1) Making access to books EASIER in our home languages:
We have subscribed to children’s magazines in our languages. So they come every month by mail. Not having to spend time searching for new things to read has been extremely helpful. (I would like to add that we also have English subscriptions (school language) for magazines that were better in that language. This is, as mentioned before, to allow our sons to access a variety of material using all their languages.)
Although we have books in English too, the majority of our sons’ bookshelves are filled with French and Korean books (our home languages). They, therefore have more choice of books in our home languages.
2) Finding books they LOVE in our languages:
New books and series that only exist in our languages are great. It gives our sons the impression that they are lucky to be able to understand stories their friends can’t have access to because they cannot read the language.
3) Giving our sons the CHOICE - Pocket money:
Six or seven months ago, we have started giving our children some pocket money for chores. They can spend it as they want. And when it comes to books, we tell them that if there are books in French or Korean, we buy them. But if there are in English, they need to pay for them. There are two ACTUAL reasons for that, that we explained to our sons:
They know that it is important for us that they can read and write in our languages. These books are going to help them develop their reading skills (in an enjoyable way). So we are happy to buy them.
English books are freely available at the library, so we do not see this as necessary spending.
Therefore, if a book exists in English and French for example, they can CHOOSE to get one or the other.
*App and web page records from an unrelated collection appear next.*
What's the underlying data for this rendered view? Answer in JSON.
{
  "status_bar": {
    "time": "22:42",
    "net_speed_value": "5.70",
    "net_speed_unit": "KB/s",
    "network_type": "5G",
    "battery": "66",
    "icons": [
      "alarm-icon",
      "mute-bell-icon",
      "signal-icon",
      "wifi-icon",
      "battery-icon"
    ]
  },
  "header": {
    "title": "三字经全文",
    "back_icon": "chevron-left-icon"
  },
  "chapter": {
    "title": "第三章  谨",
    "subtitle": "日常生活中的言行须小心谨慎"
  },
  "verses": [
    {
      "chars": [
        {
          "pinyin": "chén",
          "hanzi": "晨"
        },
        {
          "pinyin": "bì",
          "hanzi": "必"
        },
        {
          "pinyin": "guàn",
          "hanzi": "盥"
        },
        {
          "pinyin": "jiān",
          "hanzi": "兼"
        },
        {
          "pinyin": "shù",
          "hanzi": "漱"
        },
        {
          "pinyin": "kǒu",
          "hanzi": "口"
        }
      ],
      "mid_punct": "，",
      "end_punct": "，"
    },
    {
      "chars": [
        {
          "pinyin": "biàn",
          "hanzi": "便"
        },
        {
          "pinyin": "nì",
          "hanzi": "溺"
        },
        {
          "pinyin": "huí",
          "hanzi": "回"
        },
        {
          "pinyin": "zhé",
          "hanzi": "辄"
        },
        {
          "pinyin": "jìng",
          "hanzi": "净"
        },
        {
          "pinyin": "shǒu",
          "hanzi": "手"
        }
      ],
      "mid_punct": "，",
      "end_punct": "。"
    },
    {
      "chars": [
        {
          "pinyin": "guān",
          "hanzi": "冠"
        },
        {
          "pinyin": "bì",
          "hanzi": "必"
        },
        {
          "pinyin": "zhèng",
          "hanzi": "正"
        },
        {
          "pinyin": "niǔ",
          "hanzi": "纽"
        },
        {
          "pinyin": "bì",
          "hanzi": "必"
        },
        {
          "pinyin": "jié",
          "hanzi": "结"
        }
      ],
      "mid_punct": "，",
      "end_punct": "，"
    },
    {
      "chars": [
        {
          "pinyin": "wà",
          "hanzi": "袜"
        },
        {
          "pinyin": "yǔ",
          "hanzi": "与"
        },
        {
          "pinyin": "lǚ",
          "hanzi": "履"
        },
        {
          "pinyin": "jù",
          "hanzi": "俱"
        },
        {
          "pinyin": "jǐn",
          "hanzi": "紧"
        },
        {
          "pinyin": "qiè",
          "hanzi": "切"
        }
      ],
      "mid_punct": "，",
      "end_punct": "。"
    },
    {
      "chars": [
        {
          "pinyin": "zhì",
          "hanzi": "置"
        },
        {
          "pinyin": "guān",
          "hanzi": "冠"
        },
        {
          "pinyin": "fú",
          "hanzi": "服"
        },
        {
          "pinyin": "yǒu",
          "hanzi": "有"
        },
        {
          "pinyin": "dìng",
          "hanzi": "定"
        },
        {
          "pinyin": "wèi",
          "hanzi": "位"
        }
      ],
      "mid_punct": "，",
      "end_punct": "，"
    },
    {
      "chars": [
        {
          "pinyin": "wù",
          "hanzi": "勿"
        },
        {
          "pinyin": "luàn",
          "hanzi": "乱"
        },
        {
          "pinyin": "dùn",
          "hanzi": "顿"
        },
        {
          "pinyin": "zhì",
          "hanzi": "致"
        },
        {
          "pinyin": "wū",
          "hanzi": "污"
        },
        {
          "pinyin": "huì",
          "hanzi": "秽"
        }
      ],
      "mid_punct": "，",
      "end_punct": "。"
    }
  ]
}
Generally speaking, they prefer us paying for them and getting a toy with their pocket money.
Reading a book with our children is creating a particular context that allows us to switch the language we generally use, without impacting on the model we follow to raise them with more than one language.
Reading books in the school language can help us introduce new words and expressions in our children’s vocabulary in their home language(s) too.
In order to encourage our children to read in our home language as well as in their school language, it is important to present their language skills as tools to access more books and fun.